When I was in junior high one of my teachers took me out into the hall, grabbed me by the shoulders and slammed me up against a locker. ‘I’m tired of your bitching, Olson.’ This was before the advent of cell phones–he would never get away with that now. As it was, this teacher was later promoted to principal.
I was small, shy and relatively quiet as a child. But I never hesitated to speak up if I felt something was unfair.
Undoubtedly this made life more difficult for me, but I simply could not save myself (or sometimes others) the ensuing trouble.
Being a child, girl, student, employee, tenant, single mother and wife have all made me more cognizant of social injustice. As has the double edged sword of clinical trial participation.
But I have no experience with what it is like to live with a darker complexion.
As a girl/woman, I have always had to be careful about where I went and particularly after dark. But people of color are being killed in broad daylight, by the very organization that is supposed to protect us. According to Wikipedia:
‘The police are a constituted body of persons empowered by a state to enforce the law, to ensure the safety, health and possessions of citizens, and to prevent crime and civil disorder. Their lawful powers include arrest and the legitimized use of force.‘
Those last five words have been blatantly abused. Driving while black (or walking, running, just being) are not a legitimate lead up to use of force.
I hate what is happening, again and again. I am angry–very, very angry. And imagine if I also had to be afraid? If my skin color made me or my children suspect?
There has to be an outlet for this anger. I would explain to my young children that although positive attention was first choice, negative attention (acting out) was still preferable to those who never said anything at all. This was in reference to classmates who would consistently get in trouble. ‘It is those who go unnoticed that I worry most about’ I would tell them.
We all need agency, and the confidence to stand up for ourselves. Of course, if doing so might get you killed, then that’s another issue.
This has to stop. But in order for that to happen there has to be solidarity.
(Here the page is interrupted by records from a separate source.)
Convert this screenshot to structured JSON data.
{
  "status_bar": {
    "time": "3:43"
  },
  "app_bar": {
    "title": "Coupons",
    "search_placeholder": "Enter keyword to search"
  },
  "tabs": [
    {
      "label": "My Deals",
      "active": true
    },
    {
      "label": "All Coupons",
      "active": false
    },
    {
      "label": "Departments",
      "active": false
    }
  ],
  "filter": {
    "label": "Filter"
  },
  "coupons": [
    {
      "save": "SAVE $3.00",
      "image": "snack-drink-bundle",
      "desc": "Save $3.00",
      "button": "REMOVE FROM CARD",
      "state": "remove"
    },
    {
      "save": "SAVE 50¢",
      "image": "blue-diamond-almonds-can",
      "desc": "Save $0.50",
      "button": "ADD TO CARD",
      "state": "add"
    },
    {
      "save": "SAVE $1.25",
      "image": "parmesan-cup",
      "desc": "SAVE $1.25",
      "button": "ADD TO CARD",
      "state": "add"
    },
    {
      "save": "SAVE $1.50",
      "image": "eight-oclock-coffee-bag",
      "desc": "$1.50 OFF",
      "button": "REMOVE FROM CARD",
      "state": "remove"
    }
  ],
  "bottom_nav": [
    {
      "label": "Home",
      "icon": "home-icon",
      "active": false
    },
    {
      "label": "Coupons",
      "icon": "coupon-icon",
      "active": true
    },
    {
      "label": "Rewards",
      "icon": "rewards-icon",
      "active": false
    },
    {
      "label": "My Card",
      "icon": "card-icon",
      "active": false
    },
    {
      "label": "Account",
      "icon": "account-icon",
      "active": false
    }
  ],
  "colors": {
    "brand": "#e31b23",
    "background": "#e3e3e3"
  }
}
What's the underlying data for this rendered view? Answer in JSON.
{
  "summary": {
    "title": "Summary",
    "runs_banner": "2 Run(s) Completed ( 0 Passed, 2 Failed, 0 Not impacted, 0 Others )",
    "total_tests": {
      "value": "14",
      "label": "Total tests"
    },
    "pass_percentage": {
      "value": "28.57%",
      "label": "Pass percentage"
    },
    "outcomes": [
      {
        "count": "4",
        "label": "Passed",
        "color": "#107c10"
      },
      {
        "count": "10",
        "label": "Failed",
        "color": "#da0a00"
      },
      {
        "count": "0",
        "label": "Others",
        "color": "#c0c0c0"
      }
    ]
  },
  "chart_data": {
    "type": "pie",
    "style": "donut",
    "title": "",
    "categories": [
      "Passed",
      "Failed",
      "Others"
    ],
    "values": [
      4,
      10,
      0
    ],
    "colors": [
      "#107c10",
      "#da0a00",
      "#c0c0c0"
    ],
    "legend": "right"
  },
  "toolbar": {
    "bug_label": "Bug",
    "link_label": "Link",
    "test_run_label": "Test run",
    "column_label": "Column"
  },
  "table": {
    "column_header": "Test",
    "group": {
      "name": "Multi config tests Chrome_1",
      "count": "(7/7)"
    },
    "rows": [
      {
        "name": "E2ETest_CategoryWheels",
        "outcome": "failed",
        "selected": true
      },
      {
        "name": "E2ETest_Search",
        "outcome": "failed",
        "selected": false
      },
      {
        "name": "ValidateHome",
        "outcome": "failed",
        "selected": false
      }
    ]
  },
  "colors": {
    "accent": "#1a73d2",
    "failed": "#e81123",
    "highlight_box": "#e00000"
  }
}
We must all demand that racial profiling end. And that those in power stop abusing it. And if they do, that they are prosecuted to the full extent of the law–the very law they supposedly represent.